Manuel and Patricia Oliver lost their son Joaquin Oliver on Valentine's Day in the year 2018. He was one of the 14 students who died in the mass shooting at Marjory Stoneman Douglas High School. Joaquin was only 17-years-old at the time. Ever since then, the Olivers have been campaigning against gun violence and calling on legislators to establish stricter gun laws. Currently, the two parents are baking 1,700 cookies to send to the National Rifle Association (NRA). The figure represents the number of children who are murdered by gun violence every year, WSLS.com reports.
Patricia y Manuel Oliver, padres de una de las víctimas de la matanza de Parkland, EEUU, cocinaron mil 700 galletas navideñas con agujeros “de bala”. Representan a los menores que cada año mueren por armas de fuego en Estados Unidos. pic.twitter.com/Mxy9jmsmgP— PlayGround (@PlayGrounder) December 23, 2020
When their son died, the Olivers founded the organization Change the Ref (CTR). They empower young children to fight for their rights and establish common-sense gun control through lobbying policymakers. Their most recent initiative seeks to raise awareness about the extent of gun violence. 1,700 cookies will be sent to members of the NRA, the most powerful gun-rights lobby group in the United States. The cookies are baked in the shape of a small person that is filled with holes. The "person's" eyes are marked with Xs to represent death. The campaign was inspired by a recent social media post uploaded by the NRA.
.@NRA: you wanted to give Santa cookies, we’re baking 1,700 of them with @MFOLParkland @GunsDownAmerica for you to give to him. About one per child and teen who die every year due to gun violence. They’ll be at your headquarters soon. #OneCookiePerKid #EndGunViolence pic.twitter.com/bvaJ6QDW5S— Change the Ref (@ChangeTheRef) December 18, 2020
The post displayed a picture of Santa Claus reading a Christmas list requesting ammo. The caption reads, "Dear Santa, you give us ammo. We give you cookies. It’s that simple." The message was nothing less than shocking to Patricia Oliver, who said she will be hand-delivering each of the baked goods to members of the NRA. Their office is located just outside Washington, DC. "I feel that I’m representing not only Joaquin as a mom of him, but also every single mom," she affirmed. "I am the person that represents every single mom that feels like me: Empty, frustrated, with anger about not having our kid with us."
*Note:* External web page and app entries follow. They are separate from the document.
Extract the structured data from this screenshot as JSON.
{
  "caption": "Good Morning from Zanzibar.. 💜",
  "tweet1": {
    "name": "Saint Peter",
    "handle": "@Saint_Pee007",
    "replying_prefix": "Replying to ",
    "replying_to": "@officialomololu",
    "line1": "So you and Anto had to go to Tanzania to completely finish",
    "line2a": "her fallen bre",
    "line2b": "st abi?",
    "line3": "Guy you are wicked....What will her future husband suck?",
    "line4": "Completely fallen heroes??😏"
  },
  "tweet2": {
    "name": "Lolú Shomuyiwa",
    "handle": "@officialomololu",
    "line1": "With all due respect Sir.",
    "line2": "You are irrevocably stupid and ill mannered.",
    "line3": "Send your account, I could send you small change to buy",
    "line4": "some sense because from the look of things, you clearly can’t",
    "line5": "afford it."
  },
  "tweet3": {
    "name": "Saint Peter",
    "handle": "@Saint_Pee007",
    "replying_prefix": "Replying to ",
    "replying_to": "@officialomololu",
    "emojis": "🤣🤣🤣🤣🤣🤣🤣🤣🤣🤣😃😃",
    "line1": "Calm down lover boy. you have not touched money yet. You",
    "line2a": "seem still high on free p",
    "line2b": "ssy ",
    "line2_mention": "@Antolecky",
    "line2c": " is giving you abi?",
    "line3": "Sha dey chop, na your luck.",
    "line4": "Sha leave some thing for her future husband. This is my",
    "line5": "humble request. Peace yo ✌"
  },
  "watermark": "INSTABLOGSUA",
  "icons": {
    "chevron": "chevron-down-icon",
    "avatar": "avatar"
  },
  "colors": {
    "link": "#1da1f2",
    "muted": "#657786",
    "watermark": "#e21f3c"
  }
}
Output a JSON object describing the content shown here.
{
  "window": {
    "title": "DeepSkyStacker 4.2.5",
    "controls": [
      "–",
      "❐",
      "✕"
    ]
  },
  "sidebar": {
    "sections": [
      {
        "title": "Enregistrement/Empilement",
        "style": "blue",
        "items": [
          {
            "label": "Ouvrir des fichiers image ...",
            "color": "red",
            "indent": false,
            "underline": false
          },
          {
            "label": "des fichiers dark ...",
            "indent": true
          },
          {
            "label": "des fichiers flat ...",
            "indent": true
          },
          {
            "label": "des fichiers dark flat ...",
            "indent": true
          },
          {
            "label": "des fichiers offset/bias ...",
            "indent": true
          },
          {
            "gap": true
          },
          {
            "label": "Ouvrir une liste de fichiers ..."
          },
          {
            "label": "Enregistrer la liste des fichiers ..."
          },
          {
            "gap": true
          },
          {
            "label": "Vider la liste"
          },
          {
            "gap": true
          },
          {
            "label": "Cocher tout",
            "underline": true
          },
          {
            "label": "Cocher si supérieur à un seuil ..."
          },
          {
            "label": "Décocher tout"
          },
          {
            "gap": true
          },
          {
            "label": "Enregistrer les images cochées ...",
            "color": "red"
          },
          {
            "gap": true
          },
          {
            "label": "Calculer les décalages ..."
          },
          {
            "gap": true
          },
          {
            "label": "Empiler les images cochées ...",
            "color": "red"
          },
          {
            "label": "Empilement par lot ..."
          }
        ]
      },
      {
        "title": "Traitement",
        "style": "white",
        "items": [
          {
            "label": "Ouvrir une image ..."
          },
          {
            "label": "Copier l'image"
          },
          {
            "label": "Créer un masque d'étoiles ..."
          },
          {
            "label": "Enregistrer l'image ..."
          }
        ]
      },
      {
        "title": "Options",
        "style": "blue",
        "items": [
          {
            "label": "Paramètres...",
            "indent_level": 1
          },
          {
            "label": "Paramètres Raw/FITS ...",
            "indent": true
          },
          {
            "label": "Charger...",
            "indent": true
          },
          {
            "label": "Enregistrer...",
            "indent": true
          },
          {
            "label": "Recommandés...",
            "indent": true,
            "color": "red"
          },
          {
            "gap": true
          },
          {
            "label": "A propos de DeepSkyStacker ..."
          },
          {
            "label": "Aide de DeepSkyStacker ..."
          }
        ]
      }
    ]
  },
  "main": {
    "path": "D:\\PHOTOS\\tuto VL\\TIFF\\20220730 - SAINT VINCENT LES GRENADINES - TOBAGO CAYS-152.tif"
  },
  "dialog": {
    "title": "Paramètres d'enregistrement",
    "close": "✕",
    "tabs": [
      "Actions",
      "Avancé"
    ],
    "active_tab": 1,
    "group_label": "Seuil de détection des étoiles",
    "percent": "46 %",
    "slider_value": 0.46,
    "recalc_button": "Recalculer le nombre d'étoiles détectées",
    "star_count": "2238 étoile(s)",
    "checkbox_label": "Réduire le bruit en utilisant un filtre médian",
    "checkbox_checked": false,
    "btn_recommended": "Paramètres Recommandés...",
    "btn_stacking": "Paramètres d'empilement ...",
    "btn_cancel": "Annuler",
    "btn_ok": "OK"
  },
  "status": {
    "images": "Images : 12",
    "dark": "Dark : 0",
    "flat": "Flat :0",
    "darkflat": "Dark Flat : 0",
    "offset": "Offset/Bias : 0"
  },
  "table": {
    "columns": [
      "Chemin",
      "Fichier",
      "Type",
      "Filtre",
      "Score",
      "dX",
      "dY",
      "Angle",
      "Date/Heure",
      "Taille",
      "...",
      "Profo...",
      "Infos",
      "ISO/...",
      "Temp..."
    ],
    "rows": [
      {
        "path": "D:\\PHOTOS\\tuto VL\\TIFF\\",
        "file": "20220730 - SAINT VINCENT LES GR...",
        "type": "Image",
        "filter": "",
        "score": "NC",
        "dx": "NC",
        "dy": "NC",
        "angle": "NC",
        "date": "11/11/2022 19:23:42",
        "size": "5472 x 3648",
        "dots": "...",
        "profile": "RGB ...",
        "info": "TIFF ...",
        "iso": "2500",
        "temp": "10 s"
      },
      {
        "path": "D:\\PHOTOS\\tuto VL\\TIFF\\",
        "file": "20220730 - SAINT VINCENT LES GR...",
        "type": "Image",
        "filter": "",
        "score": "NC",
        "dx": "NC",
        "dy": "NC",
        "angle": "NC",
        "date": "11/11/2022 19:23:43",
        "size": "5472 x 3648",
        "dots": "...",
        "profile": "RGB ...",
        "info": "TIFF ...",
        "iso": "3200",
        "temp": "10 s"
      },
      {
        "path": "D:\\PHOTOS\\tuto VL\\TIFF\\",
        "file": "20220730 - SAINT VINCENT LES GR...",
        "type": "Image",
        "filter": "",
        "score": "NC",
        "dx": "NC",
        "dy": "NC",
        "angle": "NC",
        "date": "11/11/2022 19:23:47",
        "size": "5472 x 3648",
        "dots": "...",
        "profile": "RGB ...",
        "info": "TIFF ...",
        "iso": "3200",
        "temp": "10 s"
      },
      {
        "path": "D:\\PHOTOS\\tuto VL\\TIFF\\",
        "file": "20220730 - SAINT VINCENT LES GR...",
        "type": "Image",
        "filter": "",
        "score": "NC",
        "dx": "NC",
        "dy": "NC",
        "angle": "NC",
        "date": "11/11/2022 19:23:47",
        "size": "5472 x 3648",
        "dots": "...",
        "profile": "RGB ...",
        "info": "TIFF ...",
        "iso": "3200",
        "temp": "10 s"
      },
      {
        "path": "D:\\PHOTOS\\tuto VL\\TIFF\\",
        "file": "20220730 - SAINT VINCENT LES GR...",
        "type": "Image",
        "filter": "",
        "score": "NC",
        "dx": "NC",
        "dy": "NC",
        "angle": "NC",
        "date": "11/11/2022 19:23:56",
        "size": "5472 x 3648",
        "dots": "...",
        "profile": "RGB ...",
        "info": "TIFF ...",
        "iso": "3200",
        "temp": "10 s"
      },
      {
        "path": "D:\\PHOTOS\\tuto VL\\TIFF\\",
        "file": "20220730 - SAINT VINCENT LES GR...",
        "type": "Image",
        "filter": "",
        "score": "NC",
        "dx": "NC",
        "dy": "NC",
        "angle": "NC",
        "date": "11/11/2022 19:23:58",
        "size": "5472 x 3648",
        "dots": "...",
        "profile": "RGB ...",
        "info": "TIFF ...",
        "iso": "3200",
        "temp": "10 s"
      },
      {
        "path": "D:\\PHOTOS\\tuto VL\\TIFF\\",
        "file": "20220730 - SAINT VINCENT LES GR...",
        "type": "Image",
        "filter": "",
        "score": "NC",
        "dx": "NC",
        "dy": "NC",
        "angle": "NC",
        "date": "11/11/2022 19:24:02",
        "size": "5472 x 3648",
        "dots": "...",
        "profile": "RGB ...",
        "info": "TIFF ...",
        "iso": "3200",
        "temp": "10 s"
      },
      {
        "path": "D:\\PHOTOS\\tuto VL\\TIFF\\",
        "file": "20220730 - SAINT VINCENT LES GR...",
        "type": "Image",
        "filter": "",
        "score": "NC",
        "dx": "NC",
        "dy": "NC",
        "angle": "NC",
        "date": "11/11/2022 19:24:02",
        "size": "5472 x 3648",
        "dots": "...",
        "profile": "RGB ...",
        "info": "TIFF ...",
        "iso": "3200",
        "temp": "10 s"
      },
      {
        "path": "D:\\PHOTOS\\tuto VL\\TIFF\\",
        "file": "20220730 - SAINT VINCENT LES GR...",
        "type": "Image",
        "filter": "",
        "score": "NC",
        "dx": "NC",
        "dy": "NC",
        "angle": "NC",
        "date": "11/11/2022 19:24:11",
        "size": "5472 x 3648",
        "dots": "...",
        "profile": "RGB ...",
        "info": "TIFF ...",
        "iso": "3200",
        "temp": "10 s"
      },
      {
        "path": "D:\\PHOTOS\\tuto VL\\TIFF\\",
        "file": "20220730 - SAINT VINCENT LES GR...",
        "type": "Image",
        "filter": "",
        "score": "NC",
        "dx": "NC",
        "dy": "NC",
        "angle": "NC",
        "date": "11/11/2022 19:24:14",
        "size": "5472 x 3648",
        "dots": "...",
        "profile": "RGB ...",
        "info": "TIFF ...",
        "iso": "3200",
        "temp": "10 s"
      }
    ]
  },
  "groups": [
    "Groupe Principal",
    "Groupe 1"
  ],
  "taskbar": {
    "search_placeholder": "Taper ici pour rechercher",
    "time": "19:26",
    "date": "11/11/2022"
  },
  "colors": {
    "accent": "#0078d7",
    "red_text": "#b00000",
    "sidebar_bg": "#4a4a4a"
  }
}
Manuel Oliver added sarcastically, "We decided to be part of that, support the NRA for the first time ever, and make some cookies. Make things easier for them." The mother said that these cookies, of course, are not the happy ones that they usually make for Christmas. In a video, they explained that the cookies had holes to represent the bullet holes children succumb to. Manuel Oliver explained, "Let's say, this boy had four holes, just like Joaquin," as he used a wooden stick to punch holes into the cookie dough.
Parkland parents @manueloliver00 and @patriciapadauy made and delivered 1,700 Christmas cookies to the NRA to represent the 1,700 kids who lose their lives to gun violence each year pic.twitter.com/OADLCzx7jZ— NowThis (@nowthisnews) December 23, 2020
"This is a symbolism of letting them know that we need to get a heart," Patricia Oliver affirmed. "We need to carry a heart all day long. Besides whatever you do in your life, for a moment, you need to care about what's going on with the rest of society." In addition to this campaign, CTR has regular programming to help youth become future leaders. Their website reads, "Change The Ref’s ultimate goal is to give the young generation of survivors and victims a disrupting voice to help lead the way to change—a more peaceful future." If you would like to get involved with their mission, you can visit their website here.